I’m referring to an editorial I read recently in my local paper, the Hartford Courant. The writer was decrying the use of herbicides along the highways. A version of that letter from the Courant’s online site can be read here.

As I’ve mentioned before, I’ve done entirely too much driving lately. As it happened, the day that letter appeared, I had to take a north/south trip across the state. So to confirm my suspicions about what was happening, I tried to glance out the window every time I saw dead brown foliage along the roadside.

Sure enough, what was–or had been–growing there was that noxious invasive plant, Japanese knotweed (fallopia japonica).

Japanese knotweed, for those lucky enough not to have encountered it, is one of those invasive plants that will take over quite quickly. I’ve seen it coming up through asphalt.

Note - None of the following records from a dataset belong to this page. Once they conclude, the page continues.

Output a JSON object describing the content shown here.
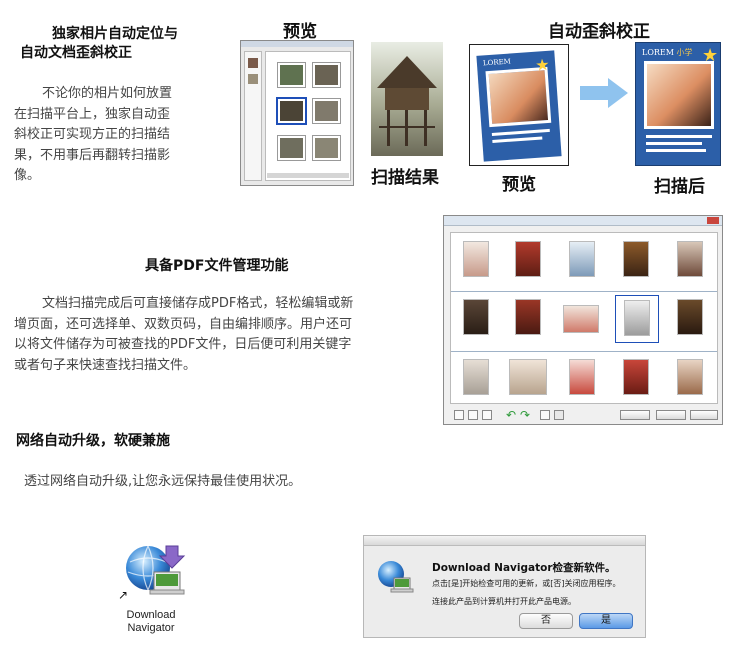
{
  "section1": {
    "title_line1": "独家相片自动定位与",
    "title_line2": "自动文档歪斜校正",
    "para_lines": [
      "不论你的相片如何放置",
      "在扫描平台上，独家自动歪",
      "斜校正可实现方正的扫描结",
      "果，不用事后再翻转扫描影",
      "像。"
    ],
    "label_preview": "预览",
    "label_deskew": "自动歪斜校正",
    "label_scan_result": "扫描结果",
    "label_preview2": "预览",
    "label_after_scan": "扫描后",
    "magazine_title": "LOREM",
    "magazine_sub": "小学"
  },
  "section2": {
    "title": "具备PDF文件管理功能",
    "para_lines": [
      "文档扫描完成后可直接储存成PDF格式，轻松编辑或新",
      "增页面，还可选择单、双数页码，自由编排顺序。用户还可",
      "以将文件储存为可被查找的PDF文件，日后便可利用关键字",
      "或者句子来快速查找扫描文件。"
    ]
  },
  "section3": {
    "title": "网络自动升级，软硬兼施",
    "para": "透过网络自动升级,让您永远保持最佳使用状况。",
    "app_label_line1": "Download",
    "app_label_line2": "Navigator",
    "dialog": {
      "title": "Download Navigator检查新软件。",
      "line1": "点击[是]开始检查可用的更新，或[否]关闭应用程序。",
      "line2": "连接此产品到计算机并打开此产品电源。",
      "btn_no": "否",
      "btn_yes": "是"
    }
  },
  "colors": {
    "arrow": "#8fc3ee",
    "mag_blue": "#2c5fa8",
    "selection": "#1e4fb8",
    "dialog_default": "#5b9ae6"
  }
}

The state, in this case, is being quite a good steward* in managing its grassy verges by blasting the knotweed with herbicide. The letter writer, while good-intentioned, unfortunately has no idea of the destructive effect of invasive plants in general or this particular plant, it seems.

And while the true discourse on the destruction that invasive plants are wreaking on our ecosystems is well beyond this post (or any series of posts) suffice it to say that invasives choke out native vegetation that our wildlife need to survive.

And while we certainly do not want wildlife close to the highway, unfortunately, the invasives don’t stay put. I think everyone has seen examples of them running throughout the forests, creating monocultures of inedible or barely edible plant life for our wildlife. Habitat destruction is bad enough as it is–we don’t need the competition from invasive plants (which we already have in droves!)

So while I surely applaud this letter writer’s sentiment–who doesn’t enjoy a lovely view while driving? I say let’s keep killing the invasive plants–and if we must, let’s use herbicide to do it!

*Most of the town land trusts in our state try to manage invasives with “pulling parties” and not with herbicides. I suspect the state has decided that a better use of its limited manpower is to use herbicides–and I’m not sure I disagree, particularly when these are along interstate highways, where pulling parties would require that the shoulder be shut down to assure the safety of the workers.

Also, some of these areas of knotweed are literally miles in length. Pulling would be fairly impractical–and drivers would lose their minds sitting in traffic jams watching state employees pull “weeds.”

Loosestrife is Still on The Loose

purple loosestrife

[photo from Wikimedia commons]

In the last week, I’ve spent far too much time in the car and not nearly enough time in the garden.

I’ve driven from central Connecticut to the New Jersey shore (sadly not for vacation) and back again, spending an hour or more of that trip each way in the Hudson Valley on New York on I-684.

I’ve also driven the length of Connecticut and next week I’ll be heading to the very tip of Connecticut–to the Rhode Island border practically–to lecture.

Why am I carrying on about the car travels?

Because in all of this, what I’m seeing (besides the invasive vines, which in and of themselves are scary enough) are far too many blooming purple loosestrife (lythrum salicaria) plants.

Why am I surprised and why am I remarking on this?

Again, because all I have been hearing and reading about from the conservationists (including the group to which I belong) was about the fantastic control of this plant that had been achieved by a non-native beetle that had been imported–a beetle called galerucella that can be hand-reared by local folks (with suitable habitat, of course) and introduced.

In Connecticut alone a million and a half beetles have been introduced since 2004 and the beetle program has been in place since 1996. I was sort of hoping that 17 years would have produced better results than this.

But of course, with invasive plants, the “battle” is going to be long since they were well-established before we found controls.

And who knows what might have happened after this winter’s extreme snows (preceded by last autumn’s hurricane?)

So I’m hoping that this year’s bumper crop of loosestrife is just an anomaly and next year the good guys (the beetles) will begin to win the battle again.